- _Material provided_:
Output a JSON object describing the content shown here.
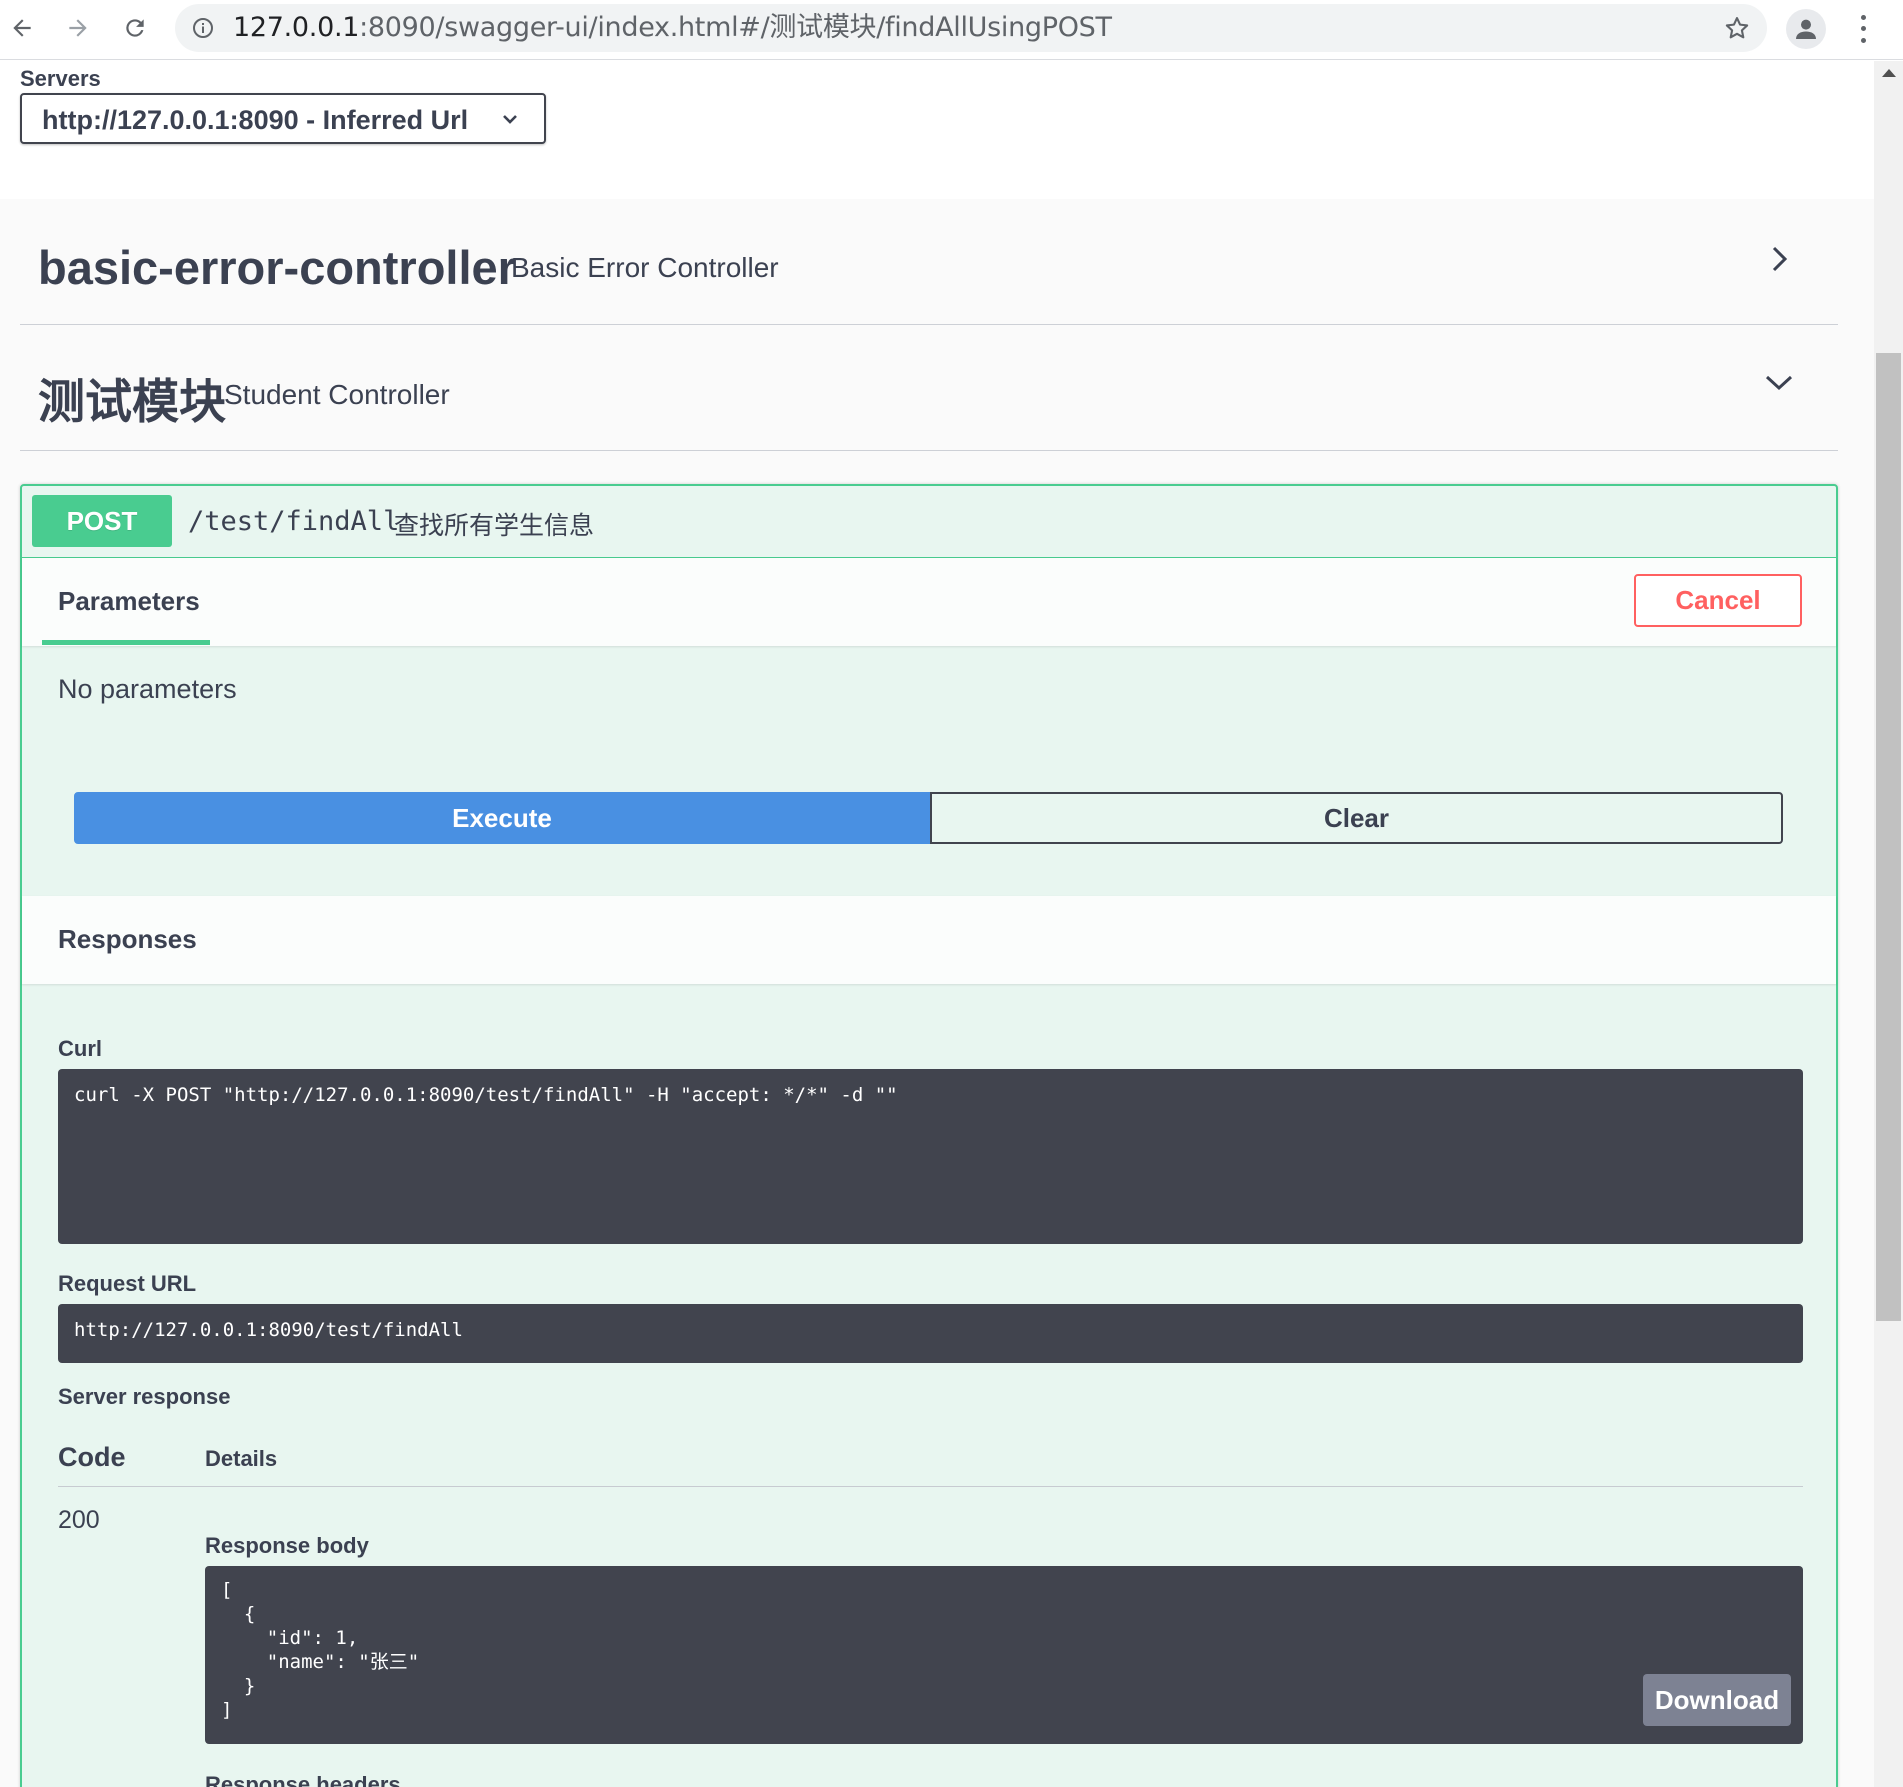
{
  "browser": {
    "url_host": "127.0.0.1",
    "url_rest": ":8090/swagger-ui/index.html#/测试模块/findAllUsingPOST"
  },
  "servers": {
    "label": "Servers",
    "selected": "http://127.0.0.1:8090 - Inferred Url"
  },
  "tags": [
    {
      "name": "basic-error-controller",
      "description": "Basic Error Controller"
    },
    {
      "name": "测试模块",
      "description": "Student Controller"
    }
  ],
  "operation": {
    "method": "POST",
    "path": "/test/findAll",
    "summary": "查找所有学生信息",
    "parameters_tab": "Parameters",
    "cancel_label": "Cancel",
    "no_parameters": "No parameters",
    "execute_label": "Execute",
    "clear_label": "Clear",
    "responses_title": "Responses",
    "curl_label": "Curl",
    "curl_command": "curl -X POST \"http://127.0.0.1:8090/test/findAll\" -H \"accept: */*\" -d \"\"",
    "request_url_label": "Request URL",
    "request_url": "http://127.0.0.1:8090/test/findAll",
    "server_response_label": "Server response",
    "code_header": "Code",
    "details_header": "Details",
    "status_code": "200",
    "response_body_label": "Response body",
    "response_body": "[\n  {\n    \"id\": 1,\n    \"name\": \"张三\"\n  }\n]",
    "download_label": "Download",
    "response_headers_label": "Response headers"
  },
  "colors": {
    "post_green": "#49cc90",
    "execute_blue": "#4990e2",
    "cancel_red": "#ff6060",
    "code_bg": "#41444e"
  },
  "icons": [
    "back-arrow-icon",
    "forward-arrow-icon",
    "reload-icon",
    "info-icon",
    "star-icon",
    "profile-icon",
    "more-vert-icon",
    "chevron-down-icon",
    "chevron-right-icon"
  ]
}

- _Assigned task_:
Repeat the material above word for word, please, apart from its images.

- _Response area_:
Output a JSON object describing the content shown here.
{
  "browser": {
    "url_host": "127.0.0.1",
    "url_rest": ":8090/swagger-ui/index.html#/测试模块/findAllUsingPOST"
  },
  "servers": {
    "label": "Servers",
    "selected": "http://127.0.0.1:8090 - Inferred Url"
  },
  "tags": [
    {
      "name": "basic-error-controller",
      "description": "Basic Error Controller"
    },
    {
      "name": "测试模块",
      "description": "Student Controller"
    }
  ],
  "operation": {
    "method": "POST",
    "path": "/test/findAll",
    "summary": "查找所有学生信息",
    "parameters_tab": "Parameters",
    "cancel_label": "Cancel",
    "no_parameters": "No parameters",
    "execute_label": "Execute",
    "clear_label": "Clear",
    "responses_title": "Responses",
    "curl_label": "Curl",
    "curl_command": "curl -X POST \"http://127.0.0.1:8090/test/findAll\" -H \"accept: */*\" -d \"\"",
    "request_url_label": "Request URL",
    "request_url": "http://127.0.0.1:8090/test/findAll",
    "server_response_label": "Server response",
    "code_header": "Code",
    "details_header": "Details",
    "status_code": "200",
    "response_body_label": "Response body",
    "response_body": "[\n  {\n    \"id\": 1,\n    \"name\": \"张三\"\n  }\n]",
    "download_label": "Download",
    "response_headers_label": "Response headers"
  },
  "colors": {
    "post_green": "#49cc90",
    "execute_blue": "#4990e2",
    "cancel_red": "#ff6060",
    "code_bg": "#41444e"
  },
  "icons": [
    "back-arrow-icon",
    "forward-arrow-icon",
    "reload-icon",
    "info-icon",
    "star-icon",
    "profile-icon",
    "more-vert-icon",
    "chevron-down-icon",
    "chevron-right-icon"
  ]
}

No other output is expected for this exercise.